◆ **What is needed**
Reproduce each entry exactly as written.

◆ **Data**

········

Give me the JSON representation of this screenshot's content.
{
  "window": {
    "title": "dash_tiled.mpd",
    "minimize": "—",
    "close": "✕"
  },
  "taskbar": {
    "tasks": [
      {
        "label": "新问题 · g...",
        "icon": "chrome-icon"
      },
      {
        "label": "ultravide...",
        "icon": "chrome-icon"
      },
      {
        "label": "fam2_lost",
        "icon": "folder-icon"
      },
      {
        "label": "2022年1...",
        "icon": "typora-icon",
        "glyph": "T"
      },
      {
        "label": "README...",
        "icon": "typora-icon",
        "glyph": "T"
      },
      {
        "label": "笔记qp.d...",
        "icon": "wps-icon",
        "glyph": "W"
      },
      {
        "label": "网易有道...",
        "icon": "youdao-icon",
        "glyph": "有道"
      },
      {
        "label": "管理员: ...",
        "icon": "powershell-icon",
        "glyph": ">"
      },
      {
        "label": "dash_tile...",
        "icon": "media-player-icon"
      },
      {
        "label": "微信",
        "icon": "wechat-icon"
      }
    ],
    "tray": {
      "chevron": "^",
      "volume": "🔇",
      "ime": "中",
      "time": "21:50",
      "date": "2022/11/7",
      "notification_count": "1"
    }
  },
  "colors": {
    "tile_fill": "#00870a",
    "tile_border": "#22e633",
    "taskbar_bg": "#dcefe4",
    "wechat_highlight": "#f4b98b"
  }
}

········

◆ **Answer to the problem**
Give me the JSON representation of this screenshot's content.
{
  "window": {
    "title": "dash_tiled.mpd",
    "minimize": "—",
    "close": "✕"
  },
  "taskbar": {
    "tasks": [
      {
        "label": "新问题 · g...",
        "icon": "chrome-icon"
      },
      {
        "label": "ultravide...",
        "icon": "chrome-icon"
      },
      {
        "label": "fam2_lost",
        "icon": "folder-icon"
      },
      {
        "label": "2022年1...",
        "icon": "typora-icon",
        "glyph": "T"
      },
      {
        "label": "README...",
        "icon": "typora-icon",
        "glyph": "T"
      },
      {
        "label": "笔记qp.d...",
        "icon": "wps-icon",
        "glyph": "W"
      },
      {
        "label": "网易有道...",
        "icon": "youdao-icon",
        "glyph": "有道"
      },
      {
        "label": "管理员: ...",
        "icon": "powershell-icon",
        "glyph": ">"
      },
      {
        "label": "dash_tile...",
        "icon": "media-player-icon"
      },
      {
        "label": "微信",
        "icon": "wechat-icon"
      }
    ],
    "tray": {
      "chevron": "^",
      "volume": "🔇",
      "ime": "中",
      "time": "21:50",
      "date": "2022/11/7",
      "notification_count": "1"
    }
  },
  "colors": {
    "tile_fill": "#00870a",
    "tile_border": "#22e633",
    "taskbar_bg": "#dcefe4",
    "wechat_highlight": "#f4b98b"
  }
}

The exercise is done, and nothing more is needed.